The busy mum who runs around like a lunatic organising laundry, breakfast, lunchboxes, homework and getting the troops out of the door, fuelled only by coffee and the idea of a piece of toast is a cliche because it’s often true. It’s not that we don’t want to sit down and enjoy a leisurely nutritious breakfast whilst catching up on world news, and pulling a couple of yoga poses. It’s because the daily grind is filled with a small mountain of domestic chores, that will topple over and crush us before we’ve pulled out our chair. It’s because after a night without much in the way of sleep, and with a day that’s started too early, and with too many questions, then we need the hot dark stuff as surely as we need the air to breath.
Or so we tell ourselves. Over the course of the day it’s possible to make a series of seemingly small decisions, that result in our own personal health and wellbeing somehow being swept under the carpet. We all pay the price differently. It could be ill health, niggly bugs, low energy, anxiety, low mood, weight gain, weight loss, and above all just a general feeling that we’re a the bottom of the proverbial pile.
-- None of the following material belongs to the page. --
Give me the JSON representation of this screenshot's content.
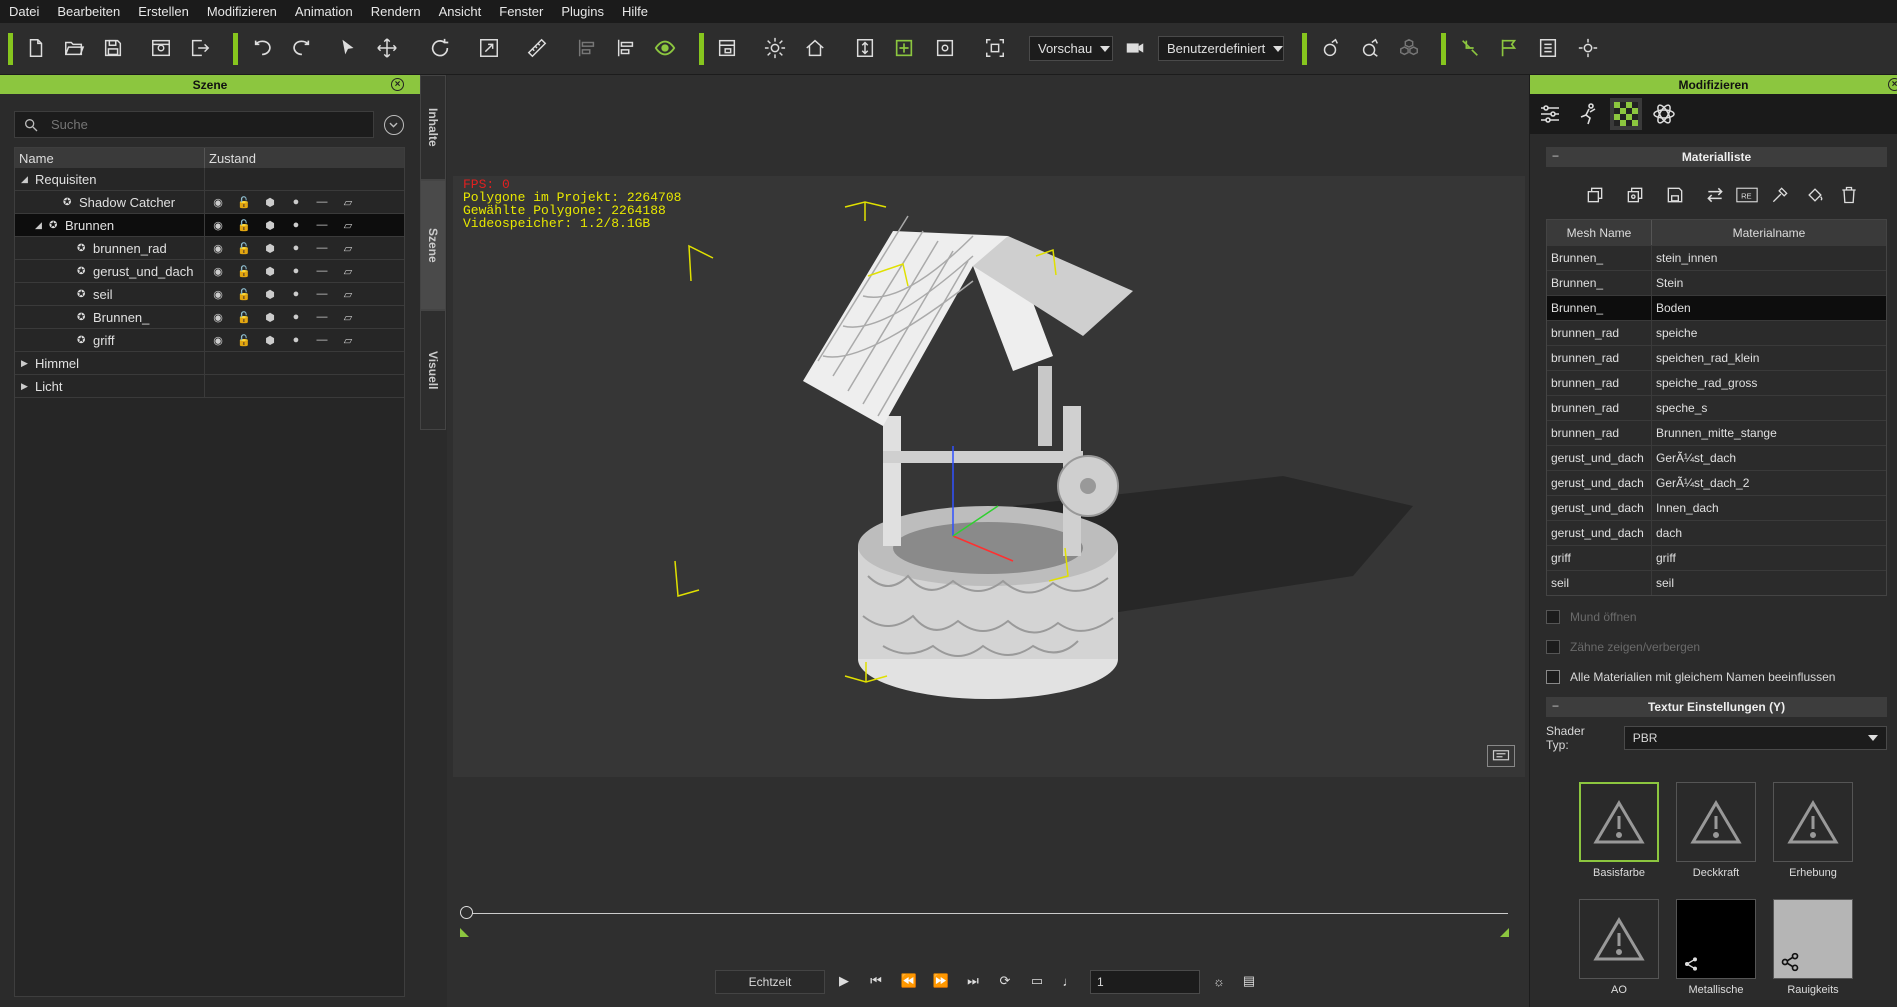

Most if us probably have some kind of idea of a different ideal reality. A one-day, some-day plan, that will give us the body of supermodel and the health of an Olympic athlete. We’re just waiting until we get a touch more sleep before we can roll the plan into action.
It’s time to dust off the one-day some-day plan. Moderate it, because the chances are it’s wildly optimistic, and begin to start giving as much consideration to our own health and wellbeing as we do to our kids health and wellbeing. Partly because we’re worth it (another cliche I know). Partly because if mum falls over, then the wheels will fall off everything else. Last, but not least, because we want to be good role models for our kids. To show them that mums are not drudges who never have time to do our hair, or make ourselves a decent breakfast, or pop out for a walk, because we’re just too darn busy mopping up everyone else’s mess. Because that’s hardly inspirational is it?
Over the next few weeks I’m going to be writing about some ideas that have helped me to prioritise my own health and wellbeing over the last few years (including some recipes) and in the process cope better with the chronic sleep deprivation and general chaos that comes with having four young kids.
Amy Black, Munch contributor - On the monkey trail